Hello friends! Welcome to “Gilman Girl,” my new and improved internet crib here on Hopkins Interactive. I’m back in Balti for Round 2 of college-ing, and with my superior sophomore status comes a whole new space on which to tell you about it. For those of you who are intrigued by the name of my blog, I’m taking the time today to give you its unabridged origin story, an epic tale that (eventually) makes its way to present times.
Gilman is the big humanities building on campus, a Hopkins cornerstone complete with a bell tower, red brick, and dangerously smooth marble steps leading to its interior. While there’s an official name for the quad it sits on, most students forget that name within several hours of learning it and simply say “the Gilman quad” from then on; if that isn’t baller, I don’t know what is.
My first official encounter with Gilman happened during my Admitted Students Day tour, in which I slipped up the aforementioned marble steps, interrupting the silent social awkwardness of my tour group by inducing several gasps and one very loud “Are you okay?” from my tour guide. Months later, after many tense and unsuccessful study sessions in Brody Learning Commons, I tried again to make my way into Gilman. I went to the door of the Hutzler Reading Room, pulled a door that was only ever meant to be pushed, made a cracking sound that probably echoed throughout the entire building, and made intense eye contact with the twenty or so people on the other side of the glass before speed walking away in yet another fit of embarrassment.
Still, with a resilience I didn’t know I had, I tried again just a week or so later. I had learned from my mistake, I pushed the door open, found a table to casually snag, and the rest is history. Ya girl was home.
Maybe all of this sounds overhyped; maybe people shouldn’t really care about where they study. For me and for many, however, Gilman is a lot more than just your average work station with outlets and tables. It’s a place where studying, socializing, eating, and the humanities converge in distinct harmony, where homework sessions and homework breaks are both very close at hand. Moments of repose after a long stretch of homeworking in the Hut are only an empanada and a few steps away, thanks to the proximity of Alkimia (Gilman’s café) and the Atrium, a more open and naturally lit expanse in the center of the building.
Moreover, Gilman was the first place at Hopkins that felt conducive to my interests and natural inclinations as a Writing Seminars major who often felt swallowed up by the “science-y vibes” of campus upon initial impact. Philosophy majors intermingle with Sociology or Anthro homies, Writing Sems majors sit on those big leather couches to do some class readings, and graduate students abound with their quintessential canvas bags full of books to read for their dissertations. I’m giving a oversimplified, cheesy swatch of Gilman’s “local color,” but you get the idea. It’s an interesting — and, for freshman Molly, weirdly inspiring — mixture of Hopkins people.
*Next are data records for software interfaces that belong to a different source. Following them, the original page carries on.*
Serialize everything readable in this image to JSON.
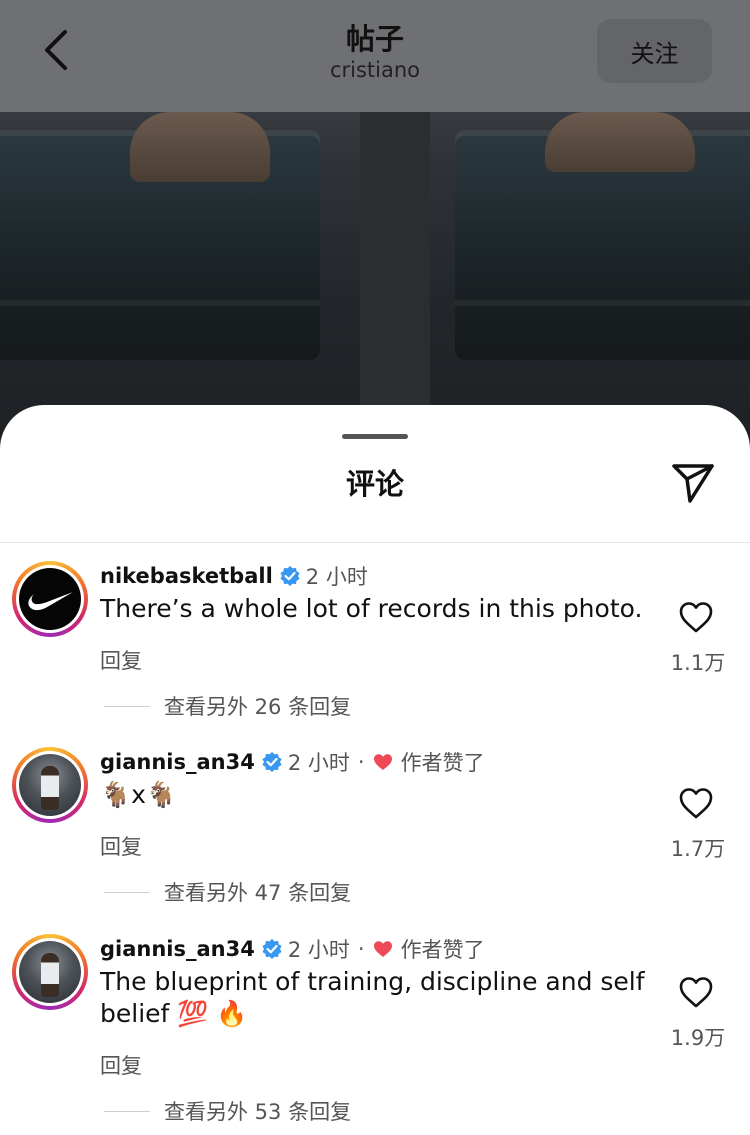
{
  "topbar": {
    "title": "帖子",
    "subtitle": "cristiano",
    "follow_label": "关注"
  },
  "sheet": {
    "title": "评论"
  },
  "comments": [
    {
      "username": "nikebasketball",
      "verified": true,
      "time": "2 小时",
      "text": "There’s a whole lot of records in this photo.",
      "reply_label": "回复",
      "likes": "1.1万",
      "more_replies": "查看另外 26 条回复"
    },
    {
      "username": "giannis_an34",
      "verified": true,
      "time": "2 小时",
      "dot": "·",
      "author_liked": "作者赞了",
      "text": "🐐x🐐",
      "reply_label": "回复",
      "likes": "1.7万",
      "more_replies": "查看另外 47 条回复"
    },
    {
      "username": "giannis_an34",
      "verified": true,
      "time": "2 小时",
      "dot": "·",
      "author_liked": "作者赞了",
      "text": "The blueprint of training, discipline and self belief 💯 🔥",
      "reply_label": "回复",
      "likes": "1.9万",
      "more_replies": "查看另外 53 条回复"
    }
  ],
  "colors": {
    "verified_blue": "#3897f0",
    "liked_red": "#ed4956"
  }
}
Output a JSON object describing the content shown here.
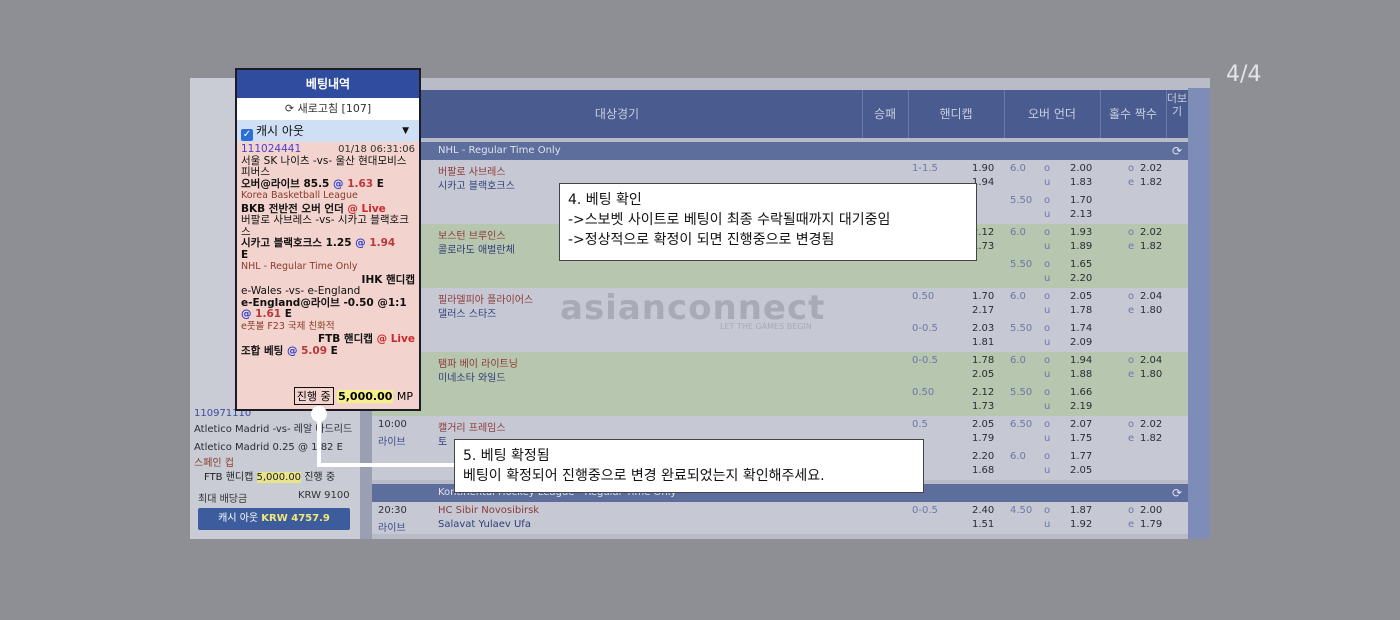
{
  "page_counter": "4/4",
  "table": {
    "headers": [
      "대상경기",
      "승패",
      "핸디캡",
      "오버 언더",
      "홀수 짝수",
      "더보기"
    ],
    "leagues": [
      "NHL - Regular Time Only",
      "Kontinental Hockey League - Regular Time Only"
    ],
    "matches": [
      {
        "time": "",
        "home": "버팔로 사브레스",
        "away": "시카고 블랙호크스",
        "hcp": "1-1.5",
        "hcp_home": "1.90",
        "hcp_away": "1.94",
        "ou_line": "6.0",
        "over": "2.00",
        "under": "1.83",
        "odd": "2.02",
        "even": "1.82"
      },
      {
        "time": "",
        "home": "",
        "away": "",
        "hcp": "",
        "hcp_home": "",
        "hcp_away": "",
        "ou_line": "5.50",
        "over": "1.70",
        "under": "2.13",
        "odd": "",
        "even": ""
      },
      {
        "time": "",
        "home": "보스턴 브루인스",
        "away": "콜로라도 애벌란체",
        "hcp": "",
        "hcp_home": "2.12",
        "hcp_away": "1.73",
        "ou_line": "6.0",
        "over": "1.93",
        "under": "1.89",
        "odd": "2.02",
        "even": "1.82"
      },
      {
        "time": "",
        "home": "",
        "away": "",
        "hcp": "",
        "hcp_home": "",
        "hcp_away": "",
        "ou_line": "5.50",
        "over": "1.65",
        "under": "2.20",
        "odd": "",
        "even": ""
      },
      {
        "time": "",
        "home": "필라델피아 플라이어스",
        "away": "댈러스 스타즈",
        "hcp": "0.50",
        "hcp_home": "1.70",
        "hcp_away": "2.17",
        "ou_line": "6.0",
        "over": "2.05",
        "under": "1.78",
        "odd": "2.04",
        "even": "1.80"
      },
      {
        "time": "",
        "home": "",
        "away": "",
        "hcp": "0-0.5",
        "hcp_home": "2.03",
        "hcp_away": "1.81",
        "ou_line": "5.50",
        "over": "1.74",
        "under": "2.09",
        "odd": "",
        "even": ""
      },
      {
        "time": "",
        "home": "탬파 베이 라이트닝",
        "away": "미네소타 와일드",
        "hcp": "0-0.5",
        "hcp_home": "1.78",
        "hcp_away": "2.05",
        "ou_line": "6.0",
        "over": "1.94",
        "under": "1.88",
        "odd": "2.04",
        "even": "1.80"
      },
      {
        "time": "",
        "home": "",
        "away": "",
        "hcp": "0.50",
        "hcp_home": "2.12",
        "hcp_away": "1.73",
        "ou_line": "5.50",
        "over": "1.66",
        "under": "2.19",
        "odd": "",
        "even": ""
      },
      {
        "time": "10:00",
        "live": "라이브",
        "home": "캘거리 프레임스",
        "away": "토",
        "hcp": "0.5",
        "hcp_home": "2.05",
        "hcp_away": "1.79",
        "ou_line": "6.50",
        "over": "2.07",
        "under": "1.75",
        "odd": "2.02",
        "even": "1.82"
      },
      {
        "time": "",
        "home": "",
        "away": "",
        "hcp": "",
        "hcp_home": "2.20",
        "hcp_away": "1.68",
        "ou_line": "6.0",
        "over": "1.77",
        "under": "2.05",
        "odd": "",
        "even": ""
      },
      {
        "time": "20:30",
        "live": "라이브",
        "home": "HC Sibir Novosibirsk",
        "away": "Salavat Yulaev Ufa",
        "hcp": "0-0.5",
        "hcp_home": "2.40",
        "hcp_away": "1.51",
        "ou_line": "4.50",
        "over": "1.87",
        "under": "1.92",
        "odd": "2.00",
        "even": "1.79"
      }
    ],
    "watermark": "asianconnect",
    "watermark_sub": "LET THE GAMES BEGIN"
  },
  "left_bg": {
    "bet_id": "110971110",
    "line1": "Atletico Madrid -vs- 레알 마드리드",
    "line2": "Atletico Madrid 0.25 @ 1.82 E",
    "line3": "스페인 컵",
    "line4": "FTB 핸디캡",
    "amount": "5,000.00",
    "status": "진행 중",
    "max_label": "최대 배당금",
    "max_value": "KRW 9100",
    "cashout_label": "캐시 아웃",
    "cashout_value": "KRW 4757.9"
  },
  "panel": {
    "title": "베팅내역",
    "refresh_label": "새로고침 [107]",
    "cashout_label": "캐시 아웃",
    "bet_id": "111024441",
    "bet_date": "01/18 06:31:06",
    "bet1_match": "서울 SK 나이츠 -vs- 울산 현대모비스 피버스",
    "bet1_pick": "오버@라이브 85.5",
    "bet1_odds": "1.63",
    "bet1_league": "Korea Basketball League",
    "bet2_head": "BKB 전반전 오버 언더",
    "live": "@ Live",
    "bet2_match": "버팔로 사브레스 -vs- 시카고 블랙호크스",
    "bet2_pick": "시카고 블랙호크스 1.25",
    "bet2_odds": "1.94",
    "bet2_league": "NHL - Regular Time Only",
    "bet3_head": "IHK 핸디캡",
    "bet3_match": "e-Wales -vs- e-England",
    "bet3_pick": "e-England@라이브 -0.50 @1:1",
    "bet3_odds": "1.61",
    "bet3_league": "e풋볼 F23 국제 친화적",
    "combo_head": "FTB 핸디캡",
    "combo_label": "조합 베팅",
    "combo_odds": "5.09",
    "status": "진행 중",
    "amount": "5,000.00",
    "currency": "MP"
  },
  "callouts": {
    "step4_title": "4. 베팅 확인",
    "step4_line1": "->스보벳 사이트로 베팅이 최종 수락될때까지 대기중임",
    "step4_line2": "->정상적으로 확정이 되면 진행중으로 변경됨",
    "step5_title": "5. 베팅 확정됨",
    "step5_line1": "베팅이 확정되어 진행중으로 변경 완료되었는지 확인해주세요."
  }
}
HOWEVER, don’t get me wrong: plenty of science peeps wander into Gilman as well and feel right at home. Take our very own JHU_Emily, for example, a junior BME who is, I promise, a lot happier to be in Gilman than this picture implies:
Just to clarify, I’m not the Gilman Girl (she’s an urban legend). I’m just a Gilman Girl, one of many (holla at my Gilman ladies, past and present) who made it a second home, who probably spends way too much time there, and who isn’t planning on changing those antics anytime soon. The stained glass windows, the flyer-covered walls, the diverse seating choices — it’s good to be back in my hood.